ABOUT THIS TASK: Among the lines below, tally those that hold "code". Return the number and nothing more.

SUPPLIED RECORDS:

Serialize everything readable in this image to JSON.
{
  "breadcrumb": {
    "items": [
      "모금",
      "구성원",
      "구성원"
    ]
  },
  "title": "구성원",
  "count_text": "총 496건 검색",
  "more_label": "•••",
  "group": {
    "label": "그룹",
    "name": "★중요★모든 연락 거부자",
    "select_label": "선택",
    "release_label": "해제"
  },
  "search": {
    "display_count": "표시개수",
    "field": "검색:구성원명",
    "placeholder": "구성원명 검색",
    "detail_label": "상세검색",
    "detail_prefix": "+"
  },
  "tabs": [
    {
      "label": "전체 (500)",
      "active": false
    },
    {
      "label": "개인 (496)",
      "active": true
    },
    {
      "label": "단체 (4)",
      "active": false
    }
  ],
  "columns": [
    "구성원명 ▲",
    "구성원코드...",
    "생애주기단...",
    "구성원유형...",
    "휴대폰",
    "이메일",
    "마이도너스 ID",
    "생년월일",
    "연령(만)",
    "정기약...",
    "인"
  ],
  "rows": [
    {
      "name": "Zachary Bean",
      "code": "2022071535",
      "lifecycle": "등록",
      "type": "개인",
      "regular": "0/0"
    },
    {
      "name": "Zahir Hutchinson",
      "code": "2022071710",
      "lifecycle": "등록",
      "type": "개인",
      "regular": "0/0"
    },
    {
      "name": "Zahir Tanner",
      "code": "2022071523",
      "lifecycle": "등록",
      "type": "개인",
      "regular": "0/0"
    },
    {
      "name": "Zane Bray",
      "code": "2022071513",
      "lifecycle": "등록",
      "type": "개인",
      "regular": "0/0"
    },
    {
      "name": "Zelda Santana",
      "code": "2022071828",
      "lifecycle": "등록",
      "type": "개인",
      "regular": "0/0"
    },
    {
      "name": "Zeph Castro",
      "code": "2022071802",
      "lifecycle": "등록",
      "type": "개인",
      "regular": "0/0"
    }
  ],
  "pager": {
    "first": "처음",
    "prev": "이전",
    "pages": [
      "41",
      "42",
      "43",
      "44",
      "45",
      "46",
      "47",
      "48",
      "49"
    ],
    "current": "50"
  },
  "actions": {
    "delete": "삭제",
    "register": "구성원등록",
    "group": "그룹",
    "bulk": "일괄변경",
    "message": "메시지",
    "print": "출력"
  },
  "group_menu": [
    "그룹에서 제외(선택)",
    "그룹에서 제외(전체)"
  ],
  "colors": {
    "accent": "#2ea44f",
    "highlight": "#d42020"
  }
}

SOLUTION FOR THIS PROBLEM: 6